(WORK REQUIRED) Give back every record exactly as it reads.

[Interface dataset entries]
--------------------

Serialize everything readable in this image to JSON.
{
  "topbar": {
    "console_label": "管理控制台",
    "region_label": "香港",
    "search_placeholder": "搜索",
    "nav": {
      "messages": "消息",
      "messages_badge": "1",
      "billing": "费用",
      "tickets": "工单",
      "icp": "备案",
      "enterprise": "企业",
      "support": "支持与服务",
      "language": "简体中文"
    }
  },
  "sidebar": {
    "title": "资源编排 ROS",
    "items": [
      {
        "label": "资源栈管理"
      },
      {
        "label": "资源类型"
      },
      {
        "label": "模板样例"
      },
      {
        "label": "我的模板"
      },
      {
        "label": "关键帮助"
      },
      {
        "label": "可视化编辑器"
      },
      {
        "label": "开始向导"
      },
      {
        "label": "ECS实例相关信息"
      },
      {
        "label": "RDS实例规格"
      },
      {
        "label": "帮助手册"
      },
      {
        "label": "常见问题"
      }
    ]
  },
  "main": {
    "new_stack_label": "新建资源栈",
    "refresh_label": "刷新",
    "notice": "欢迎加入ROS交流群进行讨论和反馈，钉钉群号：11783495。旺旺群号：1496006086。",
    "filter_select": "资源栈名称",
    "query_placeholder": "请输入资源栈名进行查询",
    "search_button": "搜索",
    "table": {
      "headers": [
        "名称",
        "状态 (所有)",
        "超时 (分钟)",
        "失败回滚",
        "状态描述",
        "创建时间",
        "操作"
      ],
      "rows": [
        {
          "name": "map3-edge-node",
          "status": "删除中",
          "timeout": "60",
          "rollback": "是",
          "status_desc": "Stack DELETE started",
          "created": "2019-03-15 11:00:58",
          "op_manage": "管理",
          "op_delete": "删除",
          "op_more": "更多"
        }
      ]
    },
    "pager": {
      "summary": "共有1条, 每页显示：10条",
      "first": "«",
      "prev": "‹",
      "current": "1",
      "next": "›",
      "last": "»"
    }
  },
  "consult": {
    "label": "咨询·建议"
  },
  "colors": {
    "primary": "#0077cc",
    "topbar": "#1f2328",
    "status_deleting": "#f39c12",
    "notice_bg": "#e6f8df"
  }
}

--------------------

(SOLUTION)
Serialize everything readable in this image to JSON.
{
  "topbar": {
    "console_label": "管理控制台",
    "region_label": "香港",
    "search_placeholder": "搜索",
    "nav": {
      "messages": "消息",
      "messages_badge": "1",
      "billing": "费用",
      "tickets": "工单",
      "icp": "备案",
      "enterprise": "企业",
      "support": "支持与服务",
      "language": "简体中文"
    }
  },
  "sidebar": {
    "title": "资源编排 ROS",
    "items": [
      {
        "label": "资源栈管理"
      },
      {
        "label": "资源类型"
      },
      {
        "label": "模板样例"
      },
      {
        "label": "我的模板"
      },
      {
        "label": "关键帮助"
      },
      {
        "label": "可视化编辑器"
      },
      {
        "label": "开始向导"
      },
      {
        "label": "ECS实例相关信息"
      },
      {
        "label": "RDS实例规格"
      },
      {
        "label": "帮助手册"
      },
      {
        "label": "常见问题"
      }
    ]
  },
  "main": {
    "new_stack_label": "新建资源栈",
    "refresh_label": "刷新",
    "notice": "欢迎加入ROS交流群进行讨论和反馈，钉钉群号：11783495。旺旺群号：1496006086。",
    "filter_select": "资源栈名称",
    "query_placeholder": "请输入资源栈名进行查询",
    "search_button": "搜索",
    "table": {
      "headers": [
        "名称",
        "状态 (所有)",
        "超时 (分钟)",
        "失败回滚",
        "状态描述",
        "创建时间",
        "操作"
      ],
      "rows": [
        {
          "name": "map3-edge-node",
          "status": "删除中",
          "timeout": "60",
          "rollback": "是",
          "status_desc": "Stack DELETE started",
          "created": "2019-03-15 11:00:58",
          "op_manage": "管理",
          "op_delete": "删除",
          "op_more": "更多"
        }
      ]
    },
    "pager": {
      "summary": "共有1条, 每页显示：10条",
      "first": "«",
      "prev": "‹",
      "current": "1",
      "next": "›",
      "last": "»"
    }
  },
  "consult": {
    "label": "咨询·建议"
  },
  "colors": {
    "primary": "#0077cc",
    "topbar": "#1f2328",
    "status_deleting": "#f39c12",
    "notice_bg": "#e6f8df"
  }
}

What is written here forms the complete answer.